Find every line in the entries that holds the string "不夜城伊沫儿" and report it.
*** GIVEN INFORMATION ***
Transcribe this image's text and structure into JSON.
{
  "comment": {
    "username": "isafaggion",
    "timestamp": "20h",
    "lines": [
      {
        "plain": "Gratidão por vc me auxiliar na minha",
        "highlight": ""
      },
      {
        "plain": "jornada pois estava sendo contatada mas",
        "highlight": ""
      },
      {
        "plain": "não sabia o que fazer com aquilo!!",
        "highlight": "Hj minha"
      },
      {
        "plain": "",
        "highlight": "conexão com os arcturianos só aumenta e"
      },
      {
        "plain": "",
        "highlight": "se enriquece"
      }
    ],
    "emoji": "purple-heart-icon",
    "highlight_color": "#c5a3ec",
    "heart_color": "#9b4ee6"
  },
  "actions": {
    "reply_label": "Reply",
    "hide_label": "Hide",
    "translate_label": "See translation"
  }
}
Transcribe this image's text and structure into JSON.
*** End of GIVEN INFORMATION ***
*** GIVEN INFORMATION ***
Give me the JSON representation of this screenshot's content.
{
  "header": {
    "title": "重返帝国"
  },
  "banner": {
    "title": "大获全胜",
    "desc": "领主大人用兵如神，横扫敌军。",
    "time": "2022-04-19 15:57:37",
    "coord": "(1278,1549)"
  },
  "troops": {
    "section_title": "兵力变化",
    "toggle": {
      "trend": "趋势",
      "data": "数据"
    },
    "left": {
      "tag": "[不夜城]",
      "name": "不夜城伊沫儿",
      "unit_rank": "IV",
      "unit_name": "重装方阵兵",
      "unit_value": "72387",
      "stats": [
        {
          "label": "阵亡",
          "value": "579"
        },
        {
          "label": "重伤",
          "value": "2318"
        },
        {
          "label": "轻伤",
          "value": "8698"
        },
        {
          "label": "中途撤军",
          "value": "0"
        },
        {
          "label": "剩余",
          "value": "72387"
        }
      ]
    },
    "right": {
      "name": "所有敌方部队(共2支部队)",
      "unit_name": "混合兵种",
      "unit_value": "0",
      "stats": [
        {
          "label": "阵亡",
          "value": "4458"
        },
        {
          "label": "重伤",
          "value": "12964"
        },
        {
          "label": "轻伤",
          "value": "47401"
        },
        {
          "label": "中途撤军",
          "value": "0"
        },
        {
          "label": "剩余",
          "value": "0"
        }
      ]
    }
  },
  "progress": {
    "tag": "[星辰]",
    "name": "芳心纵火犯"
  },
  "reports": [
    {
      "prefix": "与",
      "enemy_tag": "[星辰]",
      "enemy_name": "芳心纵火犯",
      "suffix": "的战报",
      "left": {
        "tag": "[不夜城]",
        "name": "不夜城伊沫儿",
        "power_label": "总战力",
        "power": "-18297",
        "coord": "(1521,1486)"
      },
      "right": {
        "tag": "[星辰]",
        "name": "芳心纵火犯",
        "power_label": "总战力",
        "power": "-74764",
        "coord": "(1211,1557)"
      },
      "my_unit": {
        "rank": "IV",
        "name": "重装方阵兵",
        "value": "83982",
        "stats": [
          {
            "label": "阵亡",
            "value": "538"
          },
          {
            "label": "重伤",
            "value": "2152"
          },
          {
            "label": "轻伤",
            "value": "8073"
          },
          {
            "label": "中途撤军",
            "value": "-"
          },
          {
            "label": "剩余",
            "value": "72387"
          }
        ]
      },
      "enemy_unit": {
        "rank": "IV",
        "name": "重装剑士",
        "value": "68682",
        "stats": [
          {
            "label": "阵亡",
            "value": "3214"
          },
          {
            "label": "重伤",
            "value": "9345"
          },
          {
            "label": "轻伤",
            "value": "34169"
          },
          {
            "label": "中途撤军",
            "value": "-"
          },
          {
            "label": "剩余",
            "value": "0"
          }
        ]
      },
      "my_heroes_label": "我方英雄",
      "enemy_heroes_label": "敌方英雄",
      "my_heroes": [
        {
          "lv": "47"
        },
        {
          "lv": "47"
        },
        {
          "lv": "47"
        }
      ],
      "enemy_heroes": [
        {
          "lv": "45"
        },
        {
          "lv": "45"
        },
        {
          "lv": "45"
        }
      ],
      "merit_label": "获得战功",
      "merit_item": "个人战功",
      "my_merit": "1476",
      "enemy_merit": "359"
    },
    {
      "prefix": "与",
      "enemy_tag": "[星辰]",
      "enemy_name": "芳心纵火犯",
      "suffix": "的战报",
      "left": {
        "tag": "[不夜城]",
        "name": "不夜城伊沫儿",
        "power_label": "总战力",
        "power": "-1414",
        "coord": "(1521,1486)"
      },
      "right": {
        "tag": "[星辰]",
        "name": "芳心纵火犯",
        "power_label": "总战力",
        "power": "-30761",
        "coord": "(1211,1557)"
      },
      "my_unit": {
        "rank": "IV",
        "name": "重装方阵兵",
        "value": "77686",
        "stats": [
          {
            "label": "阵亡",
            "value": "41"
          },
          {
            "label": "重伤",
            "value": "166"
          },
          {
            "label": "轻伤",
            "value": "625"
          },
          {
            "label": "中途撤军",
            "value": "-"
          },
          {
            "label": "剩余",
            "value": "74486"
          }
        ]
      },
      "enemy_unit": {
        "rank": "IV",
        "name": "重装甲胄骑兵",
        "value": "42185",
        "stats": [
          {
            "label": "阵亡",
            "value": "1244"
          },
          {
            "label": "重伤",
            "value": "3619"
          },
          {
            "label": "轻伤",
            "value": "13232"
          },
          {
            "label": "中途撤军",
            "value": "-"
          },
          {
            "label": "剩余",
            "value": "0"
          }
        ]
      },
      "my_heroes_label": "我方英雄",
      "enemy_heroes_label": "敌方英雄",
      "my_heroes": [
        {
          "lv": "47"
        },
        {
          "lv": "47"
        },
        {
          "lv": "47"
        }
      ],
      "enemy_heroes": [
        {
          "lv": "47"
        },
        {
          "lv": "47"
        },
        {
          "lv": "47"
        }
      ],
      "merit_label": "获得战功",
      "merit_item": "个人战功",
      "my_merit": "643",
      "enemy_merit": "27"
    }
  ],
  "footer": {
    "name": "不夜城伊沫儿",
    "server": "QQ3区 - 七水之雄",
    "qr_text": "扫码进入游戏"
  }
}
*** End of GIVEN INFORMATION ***
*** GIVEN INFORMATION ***
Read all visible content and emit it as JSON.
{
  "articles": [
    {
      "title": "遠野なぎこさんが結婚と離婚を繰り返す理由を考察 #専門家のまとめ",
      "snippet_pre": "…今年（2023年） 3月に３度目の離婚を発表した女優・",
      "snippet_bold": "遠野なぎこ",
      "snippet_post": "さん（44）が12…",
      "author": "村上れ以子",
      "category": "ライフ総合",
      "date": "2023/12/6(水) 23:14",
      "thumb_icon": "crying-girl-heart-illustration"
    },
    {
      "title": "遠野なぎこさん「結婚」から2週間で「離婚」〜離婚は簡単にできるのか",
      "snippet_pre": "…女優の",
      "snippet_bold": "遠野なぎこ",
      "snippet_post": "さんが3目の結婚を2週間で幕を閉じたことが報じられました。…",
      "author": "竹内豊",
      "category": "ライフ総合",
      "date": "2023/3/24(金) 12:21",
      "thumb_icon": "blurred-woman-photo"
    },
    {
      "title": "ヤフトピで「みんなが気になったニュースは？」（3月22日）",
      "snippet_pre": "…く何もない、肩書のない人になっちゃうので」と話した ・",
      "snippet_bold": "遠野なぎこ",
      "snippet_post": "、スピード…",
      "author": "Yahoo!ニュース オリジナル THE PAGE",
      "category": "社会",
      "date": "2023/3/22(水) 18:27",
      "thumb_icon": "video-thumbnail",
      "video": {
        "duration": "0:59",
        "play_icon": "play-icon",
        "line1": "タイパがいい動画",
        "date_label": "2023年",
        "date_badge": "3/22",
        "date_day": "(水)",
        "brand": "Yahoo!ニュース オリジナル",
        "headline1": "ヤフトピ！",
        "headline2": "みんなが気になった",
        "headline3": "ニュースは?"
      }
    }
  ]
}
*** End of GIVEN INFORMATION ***
ANSWER SPACE:
      "name": "不夜城伊沫儿",
        "name": "不夜城伊沫儿",
        "name": "不夜城伊沫儿",
    "name": "不夜城伊沫儿",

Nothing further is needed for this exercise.